Problem requirements: How many lines in the records below contain the word "title"? Reply with that number only.

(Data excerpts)
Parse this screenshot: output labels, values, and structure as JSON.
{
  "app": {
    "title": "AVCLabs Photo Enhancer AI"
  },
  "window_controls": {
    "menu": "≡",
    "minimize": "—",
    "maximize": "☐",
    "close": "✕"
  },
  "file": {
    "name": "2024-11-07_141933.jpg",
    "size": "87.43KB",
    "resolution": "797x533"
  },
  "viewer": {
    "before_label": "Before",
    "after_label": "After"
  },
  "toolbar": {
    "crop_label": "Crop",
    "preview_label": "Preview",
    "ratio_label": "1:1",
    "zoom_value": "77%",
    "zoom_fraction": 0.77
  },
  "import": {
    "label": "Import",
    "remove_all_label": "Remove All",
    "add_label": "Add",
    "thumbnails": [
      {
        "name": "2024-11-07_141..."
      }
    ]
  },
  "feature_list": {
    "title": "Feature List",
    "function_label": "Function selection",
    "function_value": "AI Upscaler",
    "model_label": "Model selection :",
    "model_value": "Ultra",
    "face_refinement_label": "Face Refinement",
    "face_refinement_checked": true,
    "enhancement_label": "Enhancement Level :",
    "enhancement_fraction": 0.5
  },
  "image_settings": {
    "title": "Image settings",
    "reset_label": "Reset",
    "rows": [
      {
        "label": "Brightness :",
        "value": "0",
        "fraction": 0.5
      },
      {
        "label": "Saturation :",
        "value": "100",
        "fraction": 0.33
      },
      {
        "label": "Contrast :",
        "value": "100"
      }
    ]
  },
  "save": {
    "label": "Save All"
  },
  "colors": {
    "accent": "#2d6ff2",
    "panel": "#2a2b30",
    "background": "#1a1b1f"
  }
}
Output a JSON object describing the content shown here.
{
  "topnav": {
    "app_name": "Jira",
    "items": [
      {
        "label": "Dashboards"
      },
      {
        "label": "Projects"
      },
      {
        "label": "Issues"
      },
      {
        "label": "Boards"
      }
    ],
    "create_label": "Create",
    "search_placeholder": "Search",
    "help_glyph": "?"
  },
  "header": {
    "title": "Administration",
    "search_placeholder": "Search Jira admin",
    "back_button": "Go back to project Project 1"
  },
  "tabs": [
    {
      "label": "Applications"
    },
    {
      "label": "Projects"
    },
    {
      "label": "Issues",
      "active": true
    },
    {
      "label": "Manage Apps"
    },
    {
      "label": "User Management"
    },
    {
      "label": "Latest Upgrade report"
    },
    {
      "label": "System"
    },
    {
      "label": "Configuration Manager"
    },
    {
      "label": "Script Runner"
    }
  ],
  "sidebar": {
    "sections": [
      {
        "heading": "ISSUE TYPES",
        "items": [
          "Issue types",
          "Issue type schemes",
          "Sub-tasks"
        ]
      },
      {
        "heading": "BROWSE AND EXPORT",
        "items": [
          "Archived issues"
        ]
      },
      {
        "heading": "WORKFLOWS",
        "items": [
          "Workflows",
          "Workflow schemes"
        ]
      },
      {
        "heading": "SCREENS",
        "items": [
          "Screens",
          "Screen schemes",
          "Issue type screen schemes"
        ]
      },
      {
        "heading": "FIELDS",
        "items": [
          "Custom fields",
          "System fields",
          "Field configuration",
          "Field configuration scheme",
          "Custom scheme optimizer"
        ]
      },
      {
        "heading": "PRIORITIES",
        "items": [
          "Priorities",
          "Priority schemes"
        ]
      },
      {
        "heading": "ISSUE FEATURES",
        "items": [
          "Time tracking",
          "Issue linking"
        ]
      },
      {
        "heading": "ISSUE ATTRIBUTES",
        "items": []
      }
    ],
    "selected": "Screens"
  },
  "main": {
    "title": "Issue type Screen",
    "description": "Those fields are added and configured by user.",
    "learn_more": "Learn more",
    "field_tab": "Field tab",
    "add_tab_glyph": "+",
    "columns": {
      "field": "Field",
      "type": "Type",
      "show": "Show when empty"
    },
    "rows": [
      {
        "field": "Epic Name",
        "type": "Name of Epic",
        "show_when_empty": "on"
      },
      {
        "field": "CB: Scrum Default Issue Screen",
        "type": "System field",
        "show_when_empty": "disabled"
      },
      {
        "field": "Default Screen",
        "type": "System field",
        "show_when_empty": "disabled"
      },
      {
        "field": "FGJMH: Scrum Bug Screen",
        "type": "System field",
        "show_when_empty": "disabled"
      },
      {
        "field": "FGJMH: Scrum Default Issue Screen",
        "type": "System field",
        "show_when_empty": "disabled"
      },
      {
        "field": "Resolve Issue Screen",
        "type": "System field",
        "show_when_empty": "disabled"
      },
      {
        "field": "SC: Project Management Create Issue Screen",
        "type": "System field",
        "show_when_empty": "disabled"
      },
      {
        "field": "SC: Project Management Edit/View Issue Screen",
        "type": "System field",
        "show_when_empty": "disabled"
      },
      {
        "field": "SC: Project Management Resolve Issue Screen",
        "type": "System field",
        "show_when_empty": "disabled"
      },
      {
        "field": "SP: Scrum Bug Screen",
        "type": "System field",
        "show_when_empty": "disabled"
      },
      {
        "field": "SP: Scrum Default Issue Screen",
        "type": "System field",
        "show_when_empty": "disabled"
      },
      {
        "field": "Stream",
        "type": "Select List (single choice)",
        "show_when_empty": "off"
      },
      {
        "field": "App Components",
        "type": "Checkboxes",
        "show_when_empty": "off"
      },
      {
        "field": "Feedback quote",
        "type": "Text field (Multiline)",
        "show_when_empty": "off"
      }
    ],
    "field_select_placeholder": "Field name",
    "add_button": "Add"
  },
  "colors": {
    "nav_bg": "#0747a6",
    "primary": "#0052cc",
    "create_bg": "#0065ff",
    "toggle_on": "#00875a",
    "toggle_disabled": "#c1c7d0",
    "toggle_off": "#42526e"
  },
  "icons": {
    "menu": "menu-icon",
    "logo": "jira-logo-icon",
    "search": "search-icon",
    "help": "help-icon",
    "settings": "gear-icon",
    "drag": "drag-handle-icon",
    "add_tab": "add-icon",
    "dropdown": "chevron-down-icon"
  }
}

Finished exercise: 5